Whether the focus is on traditional STEM—science, technology, engineering, and math—or the newer STEAM (A is for arts), learning in these fields is vital for many current jobs and more that haven’t been created yet. The good news is that the U.S. News/Raytheon STEM Index shows student interest in such fields has increased since 2000. The bad news is that women and minorities continue to be underrepresented. However, students themselves might be the key to a different type of solution.
In Arizona, chief science officers in middle and high schools represent a new approach by putting young people at the center of science promotion and experience. These students, who are elected by their peers to be their school’s CSOs, are accepting the challenge of raising awareness, making science achievement a “must have” for everyone, and advocating for STEM learning with state and local policy makers as well as with other students.
More than 70 schools have chosen to help pilot this voluntary program developed by the Arizona SciTech Festival. Just in its fourth year, the Arizona SciTech Festival, which had nearly 380,000 people attend at least one or more of some 1000 events in 2015, is led by Flinn-Brown Fellow Jeremy Babendure. Other Flinn-Brown Fellows, including Mignonne Hollis (Sierra Vista), Michelle Hess (Buckeye), Christian Price (Maricopa), Joanne Osborne (Goodyear), and Diane Joens (Cottonwood), have worked with Jeremy to host a variety of AZ SciTech Festival events in their communities. Numerous sponsors, including the Arizona Commerce Authority, make the SciTech festival a reality.
CSOs act as their schools’ “voice” for science and identify opportunities such as speakers, field trips, and projects that reflect the interests of their peers. Supported by a community mentor (aka a SciTech Jedi), they also serve as the school’s science ambassador and point of contact for local scientists and STEM and community organizations that want to work with students. They will promote science learning at such bodies as city councils, school boards, and chambers of commerce.
The CSO effort also aims to increase students’ civic-leadership skills. Development begins with an intensive Leadership Institute. The inaugural effort took place recently at Tonto Creek Camp outside Payson. The more than 80 students participating developed ideas for regional projects, worked with a SciTech Jedi on their ideas, learned to network, and wrote several blog posts for publication. Professionals from Intel, State Farm, Honeywell, TGen, University of Arizona, State Farm, Arizona State University, ASU, and Freeport McMoRan, to name just a few, participated in the camp to help support the CSOs.

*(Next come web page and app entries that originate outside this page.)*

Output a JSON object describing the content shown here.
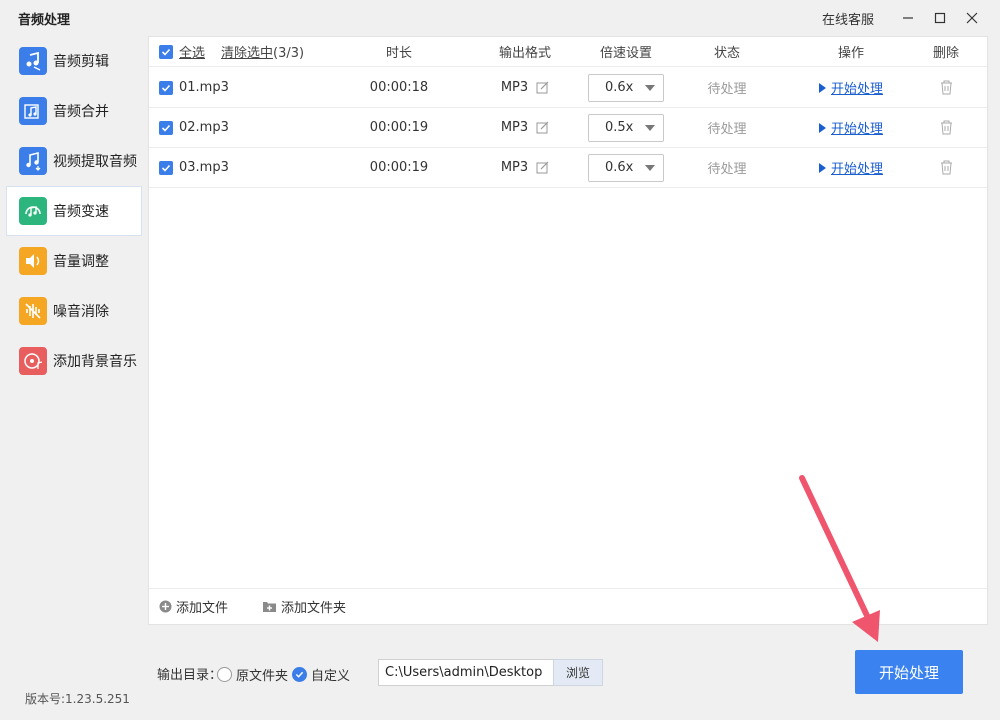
{
  "window": {
    "title": "音频处理",
    "service_label": "在线客服"
  },
  "sidebar": {
    "items": [
      {
        "label": "音频剪辑",
        "icon": "audio-cut-icon",
        "color": "#3b7de9"
      },
      {
        "label": "音频合并",
        "icon": "audio-merge-icon",
        "color": "#3b7de9"
      },
      {
        "label": "视频提取音频",
        "icon": "video-extract-audio-icon",
        "color": "#3b7de9"
      },
      {
        "label": "音频变速",
        "icon": "audio-speed-icon",
        "color": "#2cb67d"
      },
      {
        "label": "音量调整",
        "icon": "volume-icon",
        "color": "#f5a623"
      },
      {
        "label": "噪音消除",
        "icon": "noise-reduction-icon",
        "color": "#f5a623"
      },
      {
        "label": "添加背景音乐",
        "icon": "background-music-icon",
        "color": "#e85d5d"
      }
    ],
    "active_index": 3
  },
  "table": {
    "select_all": "全选",
    "clear_selected": "清除选中",
    "selected_count": "(3/3)",
    "headers": {
      "duration": "时长",
      "format": "输出格式",
      "speed": "倍速设置",
      "status": "状态",
      "action": "操作",
      "delete": "删除"
    },
    "rows": [
      {
        "name": "01.mp3",
        "duration": "00:00:18",
        "format": "MP3",
        "speed": "0.6x",
        "status": "待处理",
        "action": "开始处理",
        "checked": true
      },
      {
        "name": "02.mp3",
        "duration": "00:00:19",
        "format": "MP3",
        "speed": "0.5x",
        "status": "待处理",
        "action": "开始处理",
        "checked": true
      },
      {
        "name": "03.mp3",
        "duration": "00:00:19",
        "format": "MP3",
        "speed": "0.6x",
        "status": "待处理",
        "action": "开始处理",
        "checked": true
      }
    ],
    "footer": {
      "add_file": "添加文件",
      "add_folder": "添加文件夹"
    }
  },
  "output": {
    "label": "输出目录：",
    "option_original": "原文件夹",
    "option_custom": "自定义",
    "selected": "custom",
    "path": "C:\\Users\\admin\\Desktop",
    "browse": "浏览"
  },
  "start_button": "开始处理",
  "version": "版本号:1.23.5.251",
  "colors": {
    "accent": "#3a82f0",
    "link": "#1a5fd0",
    "arrow": "#f0556e"
  }
}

The CSO idea has been refined over time and is now ready to expand. If you would like to help with this unique effort, contact Jeremyb@azcommerce.com.